[DATA RECORDS]

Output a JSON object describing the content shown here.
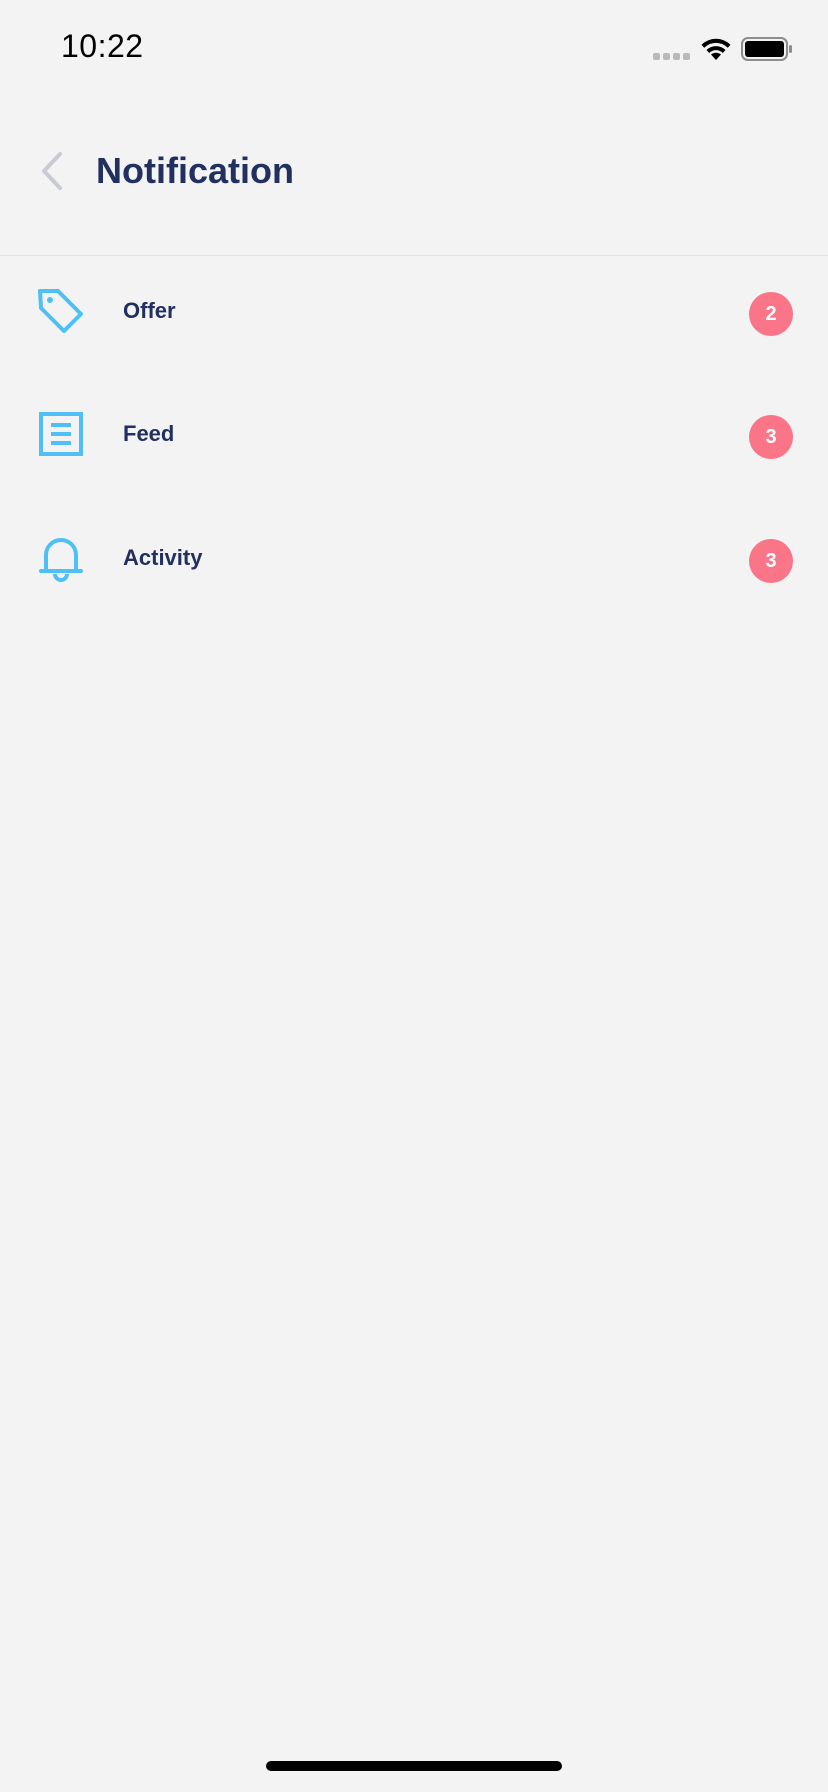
{
  "status_bar": {
    "time": "10:22"
  },
  "header": {
    "title": "Notification",
    "back_icon": "chevron-left-icon"
  },
  "colors": {
    "background": "#f3f3f4",
    "title": "#22305f",
    "accent_icon": "#4fc0f6",
    "badge": "#f97587",
    "divider": "#d9e3f3"
  },
  "items": [
    {
      "label": "Offer",
      "icon": "tag-icon",
      "count": "2"
    },
    {
      "label": "Feed",
      "icon": "document-icon",
      "count": "3"
    },
    {
      "label": "Activity",
      "icon": "bell-icon",
      "count": "3"
    }
  ]
}
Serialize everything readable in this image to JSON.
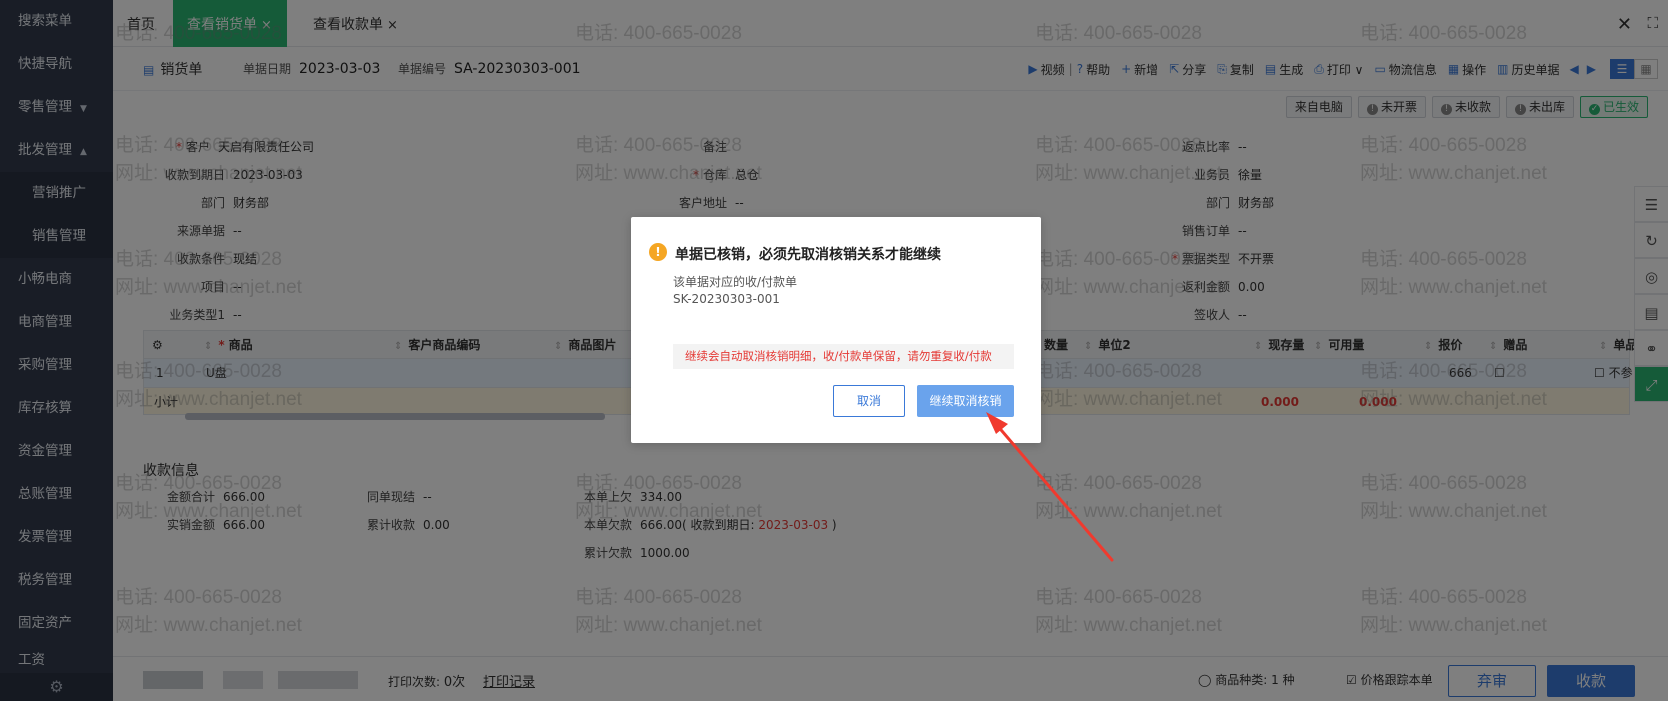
{
  "sidebar": {
    "items": [
      {
        "label": "搜索菜单"
      },
      {
        "label": "快捷导航"
      },
      {
        "label": "零售管理",
        "caret": "▼"
      },
      {
        "label": "批发管理",
        "caret": "▲"
      },
      {
        "label": "营销推广",
        "sub": true
      },
      {
        "label": "销售管理",
        "sub": true
      },
      {
        "label": "小畅电商"
      },
      {
        "label": "电商管理"
      },
      {
        "label": "采购管理"
      },
      {
        "label": "库存核算"
      },
      {
        "label": "资金管理"
      },
      {
        "label": "总账管理"
      },
      {
        "label": "发票管理"
      },
      {
        "label": "税务管理"
      },
      {
        "label": "固定资产"
      },
      {
        "label": "工资"
      }
    ]
  },
  "tabs": [
    {
      "label": "首页",
      "closable": false
    },
    {
      "label": "查看销货单",
      "closable": true,
      "active": true
    },
    {
      "label": "查看收款单",
      "closable": true
    }
  ],
  "tab_close_glyph": "×",
  "window": {
    "close": "✕",
    "max": "⛶"
  },
  "doc": {
    "title": "销货单",
    "date_label": "单据日期",
    "date": "2023-03-03",
    "no_label": "单据编号",
    "no": "SA-20230303-001"
  },
  "toolbar": [
    {
      "icon": "▶",
      "name": "video-icon",
      "label": "视频",
      "sep": true
    },
    {
      "icon": "?",
      "name": "help-icon",
      "label": "帮助"
    },
    {
      "icon": "+",
      "name": "add-icon",
      "label": "新增"
    },
    {
      "icon": "⇱",
      "name": "share-icon",
      "label": "分享"
    },
    {
      "icon": "⎘",
      "name": "copy-icon",
      "label": "复制"
    },
    {
      "icon": "▤",
      "name": "generate-icon",
      "label": "生成"
    },
    {
      "icon": "⎙",
      "name": "print-icon",
      "label": "打印 ∨"
    },
    {
      "icon": "▭",
      "name": "logistics-icon",
      "label": "物流信息"
    },
    {
      "icon": "▦",
      "name": "operate-icon",
      "label": "操作"
    },
    {
      "icon": "▥",
      "name": "history-icon",
      "label": "历史单据"
    }
  ],
  "nav": {
    "prev": "◀",
    "next": "▶"
  },
  "badges": [
    {
      "label": "来自电脑",
      "icon": ""
    },
    {
      "label": "未开票",
      "icon": "!"
    },
    {
      "label": "未收款",
      "icon": "!"
    },
    {
      "label": "未出库",
      "icon": "!"
    },
    {
      "label": "已生效",
      "icon": "✓",
      "ok": true
    }
  ],
  "form": {
    "customer_label": "客户",
    "customer": "天启有限责任公司",
    "due_label": "收款到期日",
    "due": "2023-03-03",
    "dept_label": "部门",
    "dept": "财务部",
    "source_label": "来源单据",
    "source": "--",
    "terms_label": "收款条件",
    "terms": "现结",
    "project_label": "项目",
    "project": "--",
    "biztype_label": "业务类型1",
    "biztype": "--",
    "remark_label": "备注",
    "warehouse_label": "仓库",
    "warehouse": "总仓",
    "addr_label": "客户地址",
    "addr": "--",
    "rebate_rate_label": "返点比率",
    "rebate_rate": "--",
    "salesman_label": "业务员",
    "salesman": "徐量",
    "dept2_label": "部门",
    "dept2": "财务部",
    "order_label": "销售订单",
    "order": "--",
    "invoice_label": "票据类型",
    "invoice": "不开票",
    "rebate_amt_label": "返利金额",
    "rebate_amt": "0.00",
    "receiver_label": "签收人",
    "receiver": "--"
  },
  "grid": {
    "headers": [
      "商品",
      "客户商品编码",
      "商品图片",
      "数量",
      "单位2",
      "现存量",
      "可用量",
      "报价",
      "赠品",
      "单品"
    ],
    "row": {
      "idx": "1",
      "product": "U盘",
      "price": "666",
      "last": "不参"
    },
    "subtotal": {
      "label": "小计",
      "stock": "0.000",
      "avail": "0.000"
    }
  },
  "payment": {
    "title": "收款信息",
    "total_label": "金额合计",
    "total": "666.00",
    "actual_label": "实销金额",
    "actual": "666.00",
    "same_label": "同单现结",
    "same": "--",
    "cum_label": "累计收款",
    "cum": "0.00",
    "prev_label": "本单上欠",
    "prev": "334.00",
    "owe_label": "本单欠款",
    "owe": "666.00",
    "owe_due_prefix": "( 收款到期日: ",
    "owe_due": "2023-03-03",
    "owe_due_suffix": " )",
    "cum_owe_label": "累计欠款",
    "cum_owe": "1000.00"
  },
  "bottom": {
    "print_count_label": "打印次数:",
    "print_count": "0次",
    "print_log": "打印记录",
    "kinds_label": "商品种类:",
    "kinds": "1 种",
    "track_label": "价格跟踪本单",
    "discard": "弃审",
    "collect": "收款"
  },
  "dialog": {
    "warn_glyph": "!",
    "title": "单据已核销，必须先取消核销关系才能继续",
    "subtitle": "该单据对应的收/付款单",
    "doc_no": "SK-20230303-001",
    "note": "继续会自动取消核销明细，收/付款单保留，请勿重复收/付款",
    "cancel": "取消",
    "confirm": "继续取消核销"
  },
  "watermark": {
    "phone": "电话: 400-665-0028",
    "site": "网址: www.chanjet.net"
  },
  "colors": {
    "accent": "#3a79d8",
    "green": "#2bb673",
    "red": "#e53935",
    "sidebar": "#323b4d",
    "arrow": "#f03a2e"
  }
}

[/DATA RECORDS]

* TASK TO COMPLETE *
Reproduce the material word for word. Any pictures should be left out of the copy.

* SOLUTION FOR THIS TASK *
Output a JSON object describing the content shown here.
{
  "status_bar": {
    "time": "10:22"
  },
  "header": {
    "title": "Notification",
    "back_icon": "chevron-left-icon"
  },
  "colors": {
    "background": "#f3f3f4",
    "title": "#22305f",
    "accent_icon": "#4fc0f6",
    "badge": "#f97587",
    "divider": "#d9e3f3"
  },
  "items": [
    {
      "label": "Offer",
      "icon": "tag-icon",
      "count": "2"
    },
    {
      "label": "Feed",
      "icon": "document-icon",
      "count": "3"
    },
    {
      "label": "Activity",
      "icon": "bell-icon",
      "count": "3"
    }
  ]
}
Serialize everything readable in this image to JSON.
{
  "sidebar": {
    "items": [
      {
        "label": "搜索菜单"
      },
      {
        "label": "快捷导航"
      },
      {
        "label": "零售管理",
        "caret": "▼"
      },
      {
        "label": "批发管理",
        "caret": "▲"
      },
      {
        "label": "营销推广",
        "sub": true
      },
      {
        "label": "销售管理",
        "sub": true
      },
      {
        "label": "小畅电商"
      },
      {
        "label": "电商管理"
      },
      {
        "label": "采购管理"
      },
      {
        "label": "库存核算"
      },
      {
        "label": "资金管理"
      },
      {
        "label": "总账管理"
      },
      {
        "label": "发票管理"
      },
      {
        "label": "税务管理"
      },
      {
        "label": "固定资产"
      },
      {
        "label": "工资"
      }
    ]
  },
  "tabs": [
    {
      "label": "首页",
      "closable": false
    },
    {
      "label": "查看销货单",
      "closable": true,
      "active": true
    },
    {
      "label": "查看收款单",
      "closable": true
    }
  ],
  "tab_close_glyph": "×",
  "window": {
    "close": "✕",
    "max": "⛶"
  },
  "doc": {
    "title": "销货单",
    "date_label": "单据日期",
    "date": "2023-03-03",
    "no_label": "单据编号",
    "no": "SA-20230303-001"
  },
  "toolbar": [
    {
      "icon": "▶",
      "name": "video-icon",
      "label": "视频",
      "sep": true
    },
    {
      "icon": "?",
      "name": "help-icon",
      "label": "帮助"
    },
    {
      "icon": "+",
      "name": "add-icon",
      "label": "新增"
    },
    {
      "icon": "⇱",
      "name": "share-icon",
      "label": "分享"
    },
    {
      "icon": "⎘",
      "name": "copy-icon",
      "label": "复制"
    },
    {
      "icon": "▤",
      "name": "generate-icon",
      "label": "生成"
    },
    {
      "icon": "⎙",
      "name": "print-icon",
      "label": "打印 ∨"
    },
    {
      "icon": "▭",
      "name": "logistics-icon",
      "label": "物流信息"
    },
    {
      "icon": "▦",
      "name": "operate-icon",
      "label": "操作"
    },
    {
      "icon": "▥",
      "name": "history-icon",
      "label": "历史单据"
    }
  ],
  "nav": {
    "prev": "◀",
    "next": "▶"
  },
  "badges": [
    {
      "label": "来自电脑",
      "icon": ""
    },
    {
      "label": "未开票",
      "icon": "!"
    },
    {
      "label": "未收款",
      "icon": "!"
    },
    {
      "label": "未出库",
      "icon": "!"
    },
    {
      "label": "已生效",
      "icon": "✓",
      "ok": true
    }
  ],
  "form": {
    "customer_label": "客户",
    "customer": "天启有限责任公司",
    "due_label": "收款到期日",
    "due": "2023-03-03",
    "dept_label": "部门",
    "dept": "财务部",
    "source_label": "来源单据",
    "source": "--",
    "terms_label": "收款条件",
    "terms": "现结",
    "project_label": "项目",
    "project": "--",
    "biztype_label": "业务类型1",
    "biztype": "--",
    "remark_label": "备注",
    "warehouse_label": "仓库",
    "warehouse": "总仓",
    "addr_label": "客户地址",
    "addr": "--",
    "rebate_rate_label": "返点比率",
    "rebate_rate": "--",
    "salesman_label": "业务员",
    "salesman": "徐量",
    "dept2_label": "部门",
    "dept2": "财务部",
    "order_label": "销售订单",
    "order": "--",
    "invoice_label": "票据类型",
    "invoice": "不开票",
    "rebate_amt_label": "返利金额",
    "rebate_amt": "0.00",
    "receiver_label": "签收人",
    "receiver": "--"
  },
  "grid": {
    "headers": [
      "商品",
      "客户商品编码",
      "商品图片",
      "数量",
      "单位2",
      "现存量",
      "可用量",
      "报价",
      "赠品",
      "单品"
    ],
    "row": {
      "idx": "1",
      "product": "U盘",
      "price": "666",
      "last": "不参"
    },
    "subtotal": {
      "label": "小计",
      "stock": "0.000",
      "avail": "0.000"
    }
  },
  "payment": {
    "title": "收款信息",
    "total_label": "金额合计",
    "total": "666.00",
    "actual_label": "实销金额",
    "actual": "666.00",
    "same_label": "同单现结",
    "same": "--",
    "cum_label": "累计收款",
    "cum": "0.00",
    "prev_label": "本单上欠",
    "prev": "334.00",
    "owe_label": "本单欠款",
    "owe": "666.00",
    "owe_due_prefix": "( 收款到期日: ",
    "owe_due": "2023-03-03",
    "owe_due_suffix": " )",
    "cum_owe_label": "累计欠款",
    "cum_owe": "1000.00"
  },
  "bottom": {
    "print_count_label": "打印次数:",
    "print_count": "0次",
    "print_log": "打印记录",
    "kinds_label": "商品种类:",
    "kinds": "1 种",
    "track_label": "价格跟踪本单",
    "discard": "弃审",
    "collect": "收款"
  },
  "dialog": {
    "warn_glyph": "!",
    "title": "单据已核销，必须先取消核销关系才能继续",
    "subtitle": "该单据对应的收/付款单",
    "doc_no": "SK-20230303-001",
    "note": "继续会自动取消核销明细，收/付款单保留，请勿重复收/付款",
    "cancel": "取消",
    "confirm": "继续取消核销"
  },
  "watermark": {
    "phone": "电话: 400-665-0028",
    "site": "网址: www.chanjet.net"
  },
  "colors": {
    "accent": "#3a79d8",
    "green": "#2bb673",
    "red": "#e53935",
    "sidebar": "#323b4d",
    "arrow": "#f03a2e"
  }
}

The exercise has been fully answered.